I came across the following articles which I believe make for an interesting juxtaposition:
The first is by Stephen Law and suggests that there’s good reason to at least remain skeptical about the existence of Jesus. I’m less interested in this thesis than in a thought experiment that Law introduces in the course of his argument. If you skip down to the subheading “The Ted and Sarah Case”, Law relates a hypothetical scenario in which Ted and Sarah, two close friends who are generally reliable, not given to practical jokes, etc. tell you that a man named Bert “flew around their sitting room by flapping his arms, died, came back to life again, and finished by temporarily transforming their sofa into a donkey.” Law concludes that he is not justified in believing that his friends have witnessed a miracle. Although his friends’ testimony provides some evidence, it is by no means sufficient. Law then makes explicit the analogy between the Ted and Sarah case and the gospels:
“Of course, we should acknowledge there are differences between the historical evidence for the miracles of Jesus and the evidence provided by Ted and Sarah that miracles were performed in their sitting room.

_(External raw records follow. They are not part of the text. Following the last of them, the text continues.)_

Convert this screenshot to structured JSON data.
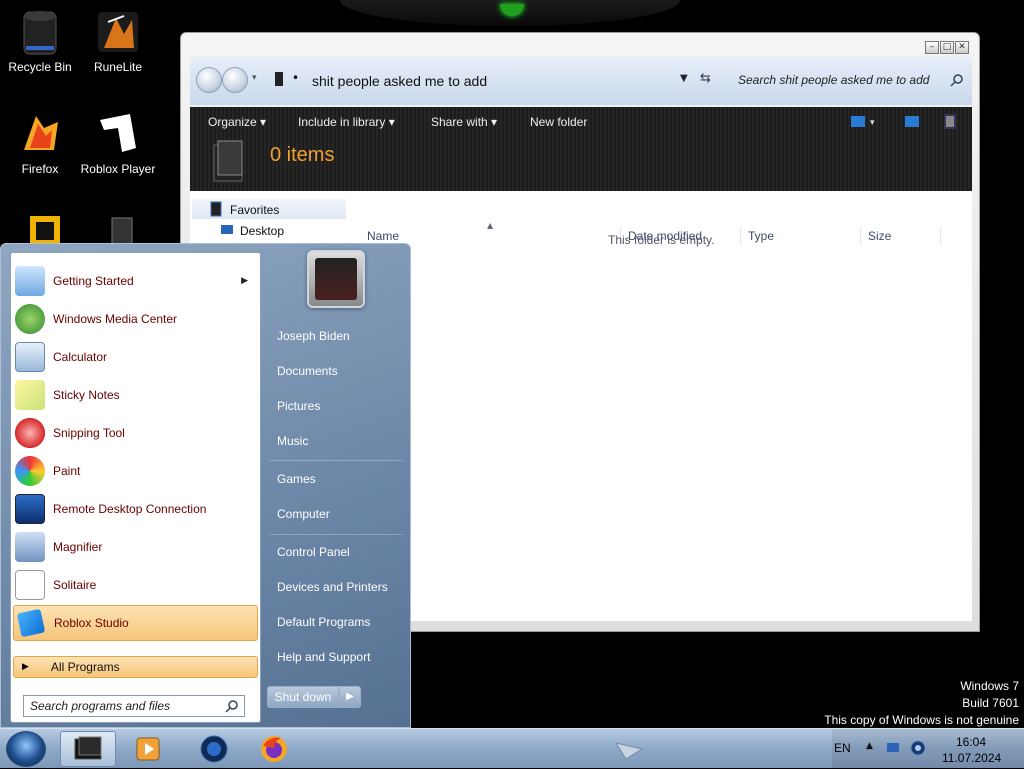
{
  "desktop": {
    "icons": [
      {
        "label": "Recycle Bin",
        "icon": "recycle-bin-icon"
      },
      {
        "label": "RuneLite",
        "icon": "runelite-icon"
      },
      {
        "label": "Firefox",
        "icon": "firefox-icon"
      },
      {
        "label": "Roblox Player",
        "icon": "roblox-player-icon"
      }
    ]
  },
  "explorer": {
    "path": "shit people asked me to add",
    "search_placeholder": "Search shit people asked me to add",
    "toolbar": {
      "organize": "Organize",
      "include_in_library": "Include in library",
      "share_with": "Share with",
      "new_folder": "New folder"
    },
    "item_count": "0 items",
    "columns": [
      "Name",
      "Date modified",
      "Type",
      "Size"
    ],
    "empty_message": "This folder is empty.",
    "nav": {
      "favorites": "Favorites",
      "desktop": "Desktop"
    }
  },
  "start_menu": {
    "programs": [
      {
        "label": "Getting Started",
        "icon": "getting-started-icon",
        "has_submenu": true
      },
      {
        "label": "Windows Media Center",
        "icon": "windows-media-center-icon"
      },
      {
        "label": "Calculator",
        "icon": "calculator-icon"
      },
      {
        "label": "Sticky Notes",
        "icon": "sticky-notes-icon"
      },
      {
        "label": "Snipping Tool",
        "icon": "snipping-tool-icon"
      },
      {
        "label": "Paint",
        "icon": "paint-icon"
      },
      {
        "label": "Remote Desktop Connection",
        "icon": "remote-desktop-icon"
      },
      {
        "label": "Magnifier",
        "icon": "magnifier-icon"
      },
      {
        "label": "Solitaire",
        "icon": "solitaire-icon"
      },
      {
        "label": "Roblox Studio",
        "icon": "roblox-studio-icon",
        "highlighted": true
      }
    ],
    "all_programs": "All Programs",
    "search_placeholder": "Search programs and files",
    "user_name": "Joseph Biden",
    "right_items": [
      "Documents",
      "Pictures",
      "Music",
      "Games",
      "Computer",
      "Control Panel",
      "Devices and Printers",
      "Default Programs",
      "Help and Support"
    ],
    "shutdown": "Shut down"
  },
  "watermark": {
    "line1": "Windows 7",
    "line2": "Build 7601",
    "line3": "This copy of Windows is not genuine"
  },
  "taskbar": {
    "language": "EN",
    "time": "16:04",
    "date": "11.07.2024"
  },
  "colors": {
    "accent": "#f0a030",
    "program_text": "#6a0000",
    "highlight": "#f6c57a"
  }
}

For example, we have only two individuals testifying to Bert’s miracles, whereas we have all four Gospels, plus Paul, testifying to the miracles of Jesus. However, even if we learn that Ted and Sarah were joined by three other witnesses whose testimony is then added to their own, surely that would still not raise the credibility of their collective testimony by very much.”
Law also adds “the fact that it remains blankly mysterious why such reports would be made if they were not true does not provide us with very much additional reason to suppose that they are true.” He then derives a variation of the principle “extraordinary claims require extraordinary evidence.” I am on record as having expressed dissatisfaction with the way this principle is formulated. Law, for the purposes of this essay at least, is content to leave it vague.

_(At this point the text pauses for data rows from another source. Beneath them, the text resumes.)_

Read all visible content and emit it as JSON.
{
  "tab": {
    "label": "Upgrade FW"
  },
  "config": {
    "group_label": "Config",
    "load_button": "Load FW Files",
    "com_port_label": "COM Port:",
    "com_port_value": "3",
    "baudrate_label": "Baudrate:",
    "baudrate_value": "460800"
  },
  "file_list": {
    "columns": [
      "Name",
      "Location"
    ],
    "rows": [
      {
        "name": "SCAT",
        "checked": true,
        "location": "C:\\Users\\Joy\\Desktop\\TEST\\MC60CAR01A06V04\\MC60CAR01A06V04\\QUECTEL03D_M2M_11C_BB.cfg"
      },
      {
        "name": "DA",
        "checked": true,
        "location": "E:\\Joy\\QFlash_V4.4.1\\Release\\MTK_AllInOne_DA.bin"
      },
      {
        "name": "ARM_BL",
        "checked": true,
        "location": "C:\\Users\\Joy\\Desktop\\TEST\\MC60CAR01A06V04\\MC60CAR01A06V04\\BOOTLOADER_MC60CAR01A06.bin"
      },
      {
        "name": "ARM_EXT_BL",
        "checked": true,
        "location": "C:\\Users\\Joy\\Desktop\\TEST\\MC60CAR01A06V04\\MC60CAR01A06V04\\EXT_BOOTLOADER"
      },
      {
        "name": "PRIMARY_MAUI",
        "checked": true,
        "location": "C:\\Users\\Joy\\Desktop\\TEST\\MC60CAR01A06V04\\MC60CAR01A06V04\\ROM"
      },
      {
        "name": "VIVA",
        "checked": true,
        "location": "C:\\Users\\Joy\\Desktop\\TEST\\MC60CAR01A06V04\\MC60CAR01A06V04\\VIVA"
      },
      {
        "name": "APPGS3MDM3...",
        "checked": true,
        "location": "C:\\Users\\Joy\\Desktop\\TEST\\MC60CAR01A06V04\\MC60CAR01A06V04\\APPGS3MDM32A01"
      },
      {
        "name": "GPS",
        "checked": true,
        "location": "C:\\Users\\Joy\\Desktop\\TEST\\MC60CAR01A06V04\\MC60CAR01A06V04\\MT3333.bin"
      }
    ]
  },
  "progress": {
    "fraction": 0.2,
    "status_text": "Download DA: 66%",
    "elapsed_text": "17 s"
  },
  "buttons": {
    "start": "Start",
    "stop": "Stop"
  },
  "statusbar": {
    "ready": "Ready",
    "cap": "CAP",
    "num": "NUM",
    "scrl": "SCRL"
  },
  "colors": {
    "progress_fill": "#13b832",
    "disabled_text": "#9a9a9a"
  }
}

That brings us to the second essay. This one is by Daniel Bonevac and is an argument for the rationality of belief in miracles. Following in the tradition of others, such as Swinburne, Bonevac takes a Bayesian approach to miracles. He argues that miracle claims are credible in Bayesian terms if certain conditions are met. Specifically, the number of witnesses matters. Take the following set-up. Let’s assume that the probability of a resurrection is 1 in 10 billion. Let’s further assume that the probability that someone would report a miracle if it occurred is .99. Finally, let’s suppose that the probability that someone would report a miracle claim if it did not occur is .1. If we only have one witness, on Bayes’ theorem, the odds that a resurrection occurred are one in a billion. The skeptic appears to be justified. But Bonevac contends that it doesn’t take many more witnesses to drastically increase the odds. Given the numbers, it only takes 10 witnesses to bring the probability up to .5 and twelve to make it highly likely (.9888). Using slightly less conservative probability estimates (.999 and .01 in place of .99 and .1) he argues that it only takes 5 witnesses (the gospels and Paul, we might say) to bring the probability of the resurrection up to .5 and six witnesses to make it a near certainty. The application to Law’s hypothetical scenario are clear. It’s also much less clear that ‘extraordinary claims require extraordinary evidence.’ According to Bayes’ theorem, Bonevac argues that ordinary evidence will suffice.

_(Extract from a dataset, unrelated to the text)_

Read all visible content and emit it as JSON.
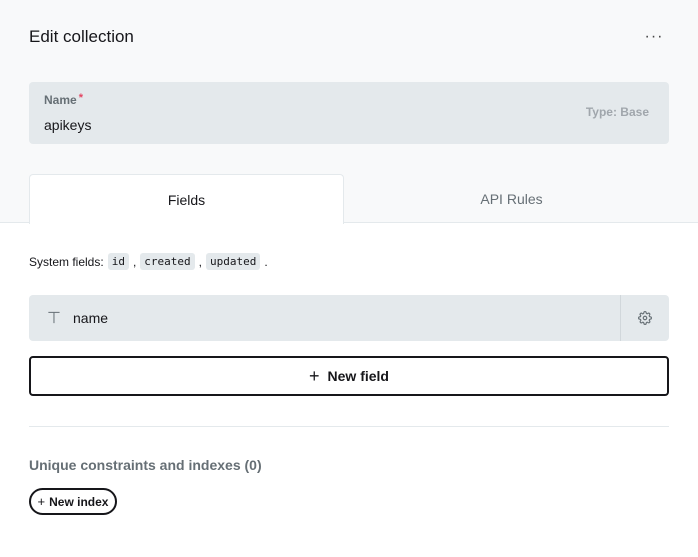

Now there are some issues one could raise against Bonevac’s methodology. For example, one might quibble with the priors he assigns. As Law says, the fact that we don’t know why people report a miracle when none has occurred doesn’t necessarily raise our credence in the claim as Bonevac seems to assume. Also, one might raise the problem of dwindling probabilities. Later in the essay, Bonevac suggests that a series of miracles might be more credible than one miracle in isolation. Of course, a series of miracles raising our credence in subsequent miracles only works if we already know earlier miracles occurred. In other words, if we already know that Jesus did in fact turn water into wine, feed the five thousand, and raise Lazarus from the dead, then his own resurrection becomes more probable. But it would be question begging to assume all of that. In the absence of iron-clad evidence for these earlier miracles, the series of miracles reported may serve to decrease our credence in these reports. For example, if the probability of miracle #1 is .5, the probability of miracle #1 and #2 is .25. Furthermore, the probability of miracles 1,2 and 3 is (roughly) .13. This is the problem of dwindling probabilities. I think this is partly what Law is trying to articulate when he says that the admixture of ‘extraordinary claims’ into the gospel narratives decreases our overall credence in those accounts. Finally, one might also question the extent to which the gospels are independent and to what extent, if any, the gospels are eyewitness accounts. Nonetheless, Bonevac’s calculations are enough to warrant caution in accepting the intuition behind Law’s thought experiment and the principle he derives from it. Again, we need a clearer understanding of the maxim ‘extraordinary claims require extraordinary evidence.’